In April 3rd, 2013, Bayer Cropscience filed a US patent application. The USPTO refused to award this application an April 3, 2013 filing date because the application did not include figures, a decision that Bayer Cropscience did not initially contest. In March, 2013, Bayer Cropscience later filed a PCT application (published here) claiming priority the earlier US application but also sought to resurrect the earlier April 3, 2013 filing date of the US priority application. WIPO, noticing a discrepancy in the filing dates of the US application, refused the patentees request to accord the PCT application an earlier filing date.
Bayer then requested that the USPTO correct the filing date of the US application, which the USPTO did on April 14, 2015, conceding that it should never have delayed the filing date to April 19, 2013, the date Bayer Cropscience provided figures for the US application. Having successfully obtained an earlier filing date with the USPTO, Bayer again requested that WIPO correct the priority fling date of their PCT application but this second request was also denied.
When the PCT application entered Canadian phase prosecution in August 2015, Bayer Cropscience requested that the Canadian Commissioner of Patents accord the Canadian application the April 3, 2013 priority date recognized by the USPTO. The Commissioner of Patents refused Bayer Cropscience’s request, noting that it was out of time.
Bayer Cropscience then sought judicial review this decision, arguing that the Commissioner had misapplied the timing requirements of claims for priority.
Rule 88 requires that a request for a priority must be made within 16 months of the filing date of the previously regularly filed application. Here, since the US priority application was filed on April 19, 2013, and since the USPTO had not yet corrected the filing date, Bayer was required to make a claim for priority no later than the August 19, 2014, that is, prior to the PCT application entering national phase prosecution in Canada.

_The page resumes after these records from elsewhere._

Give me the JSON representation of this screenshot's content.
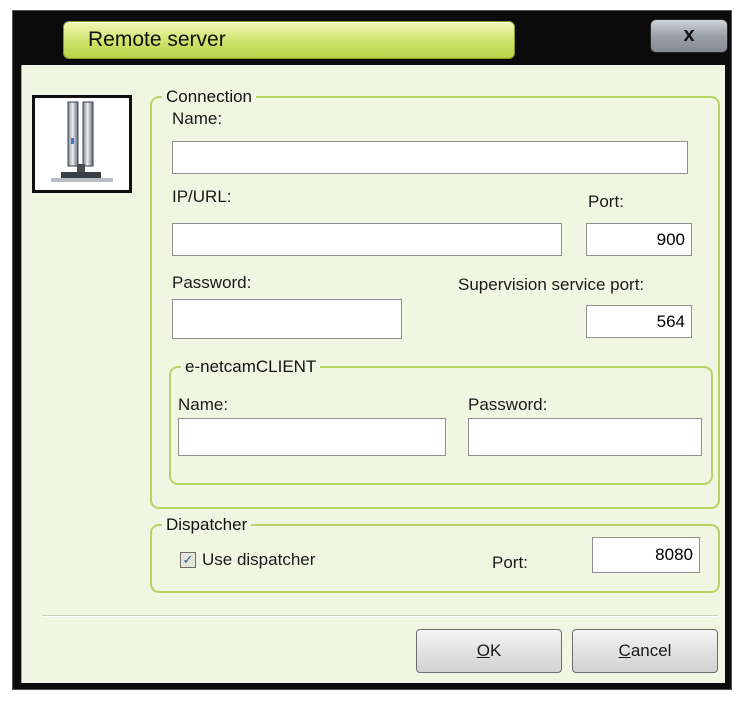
{
  "window": {
    "title": "Remote server",
    "close_label": "x"
  },
  "connection": {
    "legend": "Connection",
    "name_label": "Name:",
    "name_value": "",
    "ip_label": "IP/URL:",
    "ip_value": "",
    "port_label": "Port:",
    "port_value": "900",
    "password_label": "Password:",
    "password_value": "",
    "supervision_label": "Supervision service port:",
    "supervision_value": "564"
  },
  "client": {
    "legend": "e-netcamCLIENT",
    "name_label": "Name:",
    "name_value": "",
    "password_label": "Password:",
    "password_value": ""
  },
  "dispatcher": {
    "legend": "Dispatcher",
    "use_label": "Use dispatcher",
    "use_checked": true,
    "check_glyph": "✓",
    "port_label": "Port:",
    "port_value": "8080"
  },
  "buttons": {
    "ok_mnemonic": "O",
    "ok_rest": "K",
    "cancel_mnemonic": "C",
    "cancel_rest": "ancel"
  },
  "colors": {
    "title_accent": "#cde36a",
    "group_border": "#b5d465",
    "client_bg": "#f1f6e3"
  },
  "icons": {
    "server": "server-tower-icon"
  }
}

Justice O’Reilly rejected the patentee’s argument that it had, in fact, made a timely request for an April 3, 2013 priority date when it filed the PCT application in March 2013, holding:
 I cannot agree. On March 15, 2013, Bayer indeed requested a priority date of April 3, 2012, but it had no basis for that request. Indeed, just two months later, Bayer conceded that the correct date was April 19, 2012. Therefore, even accepting that Bayer’s request for an alternate priority date was made on March 15, 2013, there was no basis for it at that time. It was not until April 2015 that the filing date for the ‘691 US Priority Application was corrected to April 3, 2012. The filing date for the ‘888 PCT Application was never successfully amended.
 Further, the Commissioner correctly concluded that s 88(1)(b) of the Patent Rules requires that a request for a priority date be made within 16 months of the filing date of the application for which priority is sought. That provision states that an applicant can make a request by providing the required information (filing date, county of filing, and application number) within the 16-month period following the filing date of “that application”, that is, the prior application to which priority is being claimed. Here, that means Bayer had to make its request by August 19, 2013. Clearly, its August 2015 request was out of time.
A copy of Justice O’Reilly’s Reasons may be found here.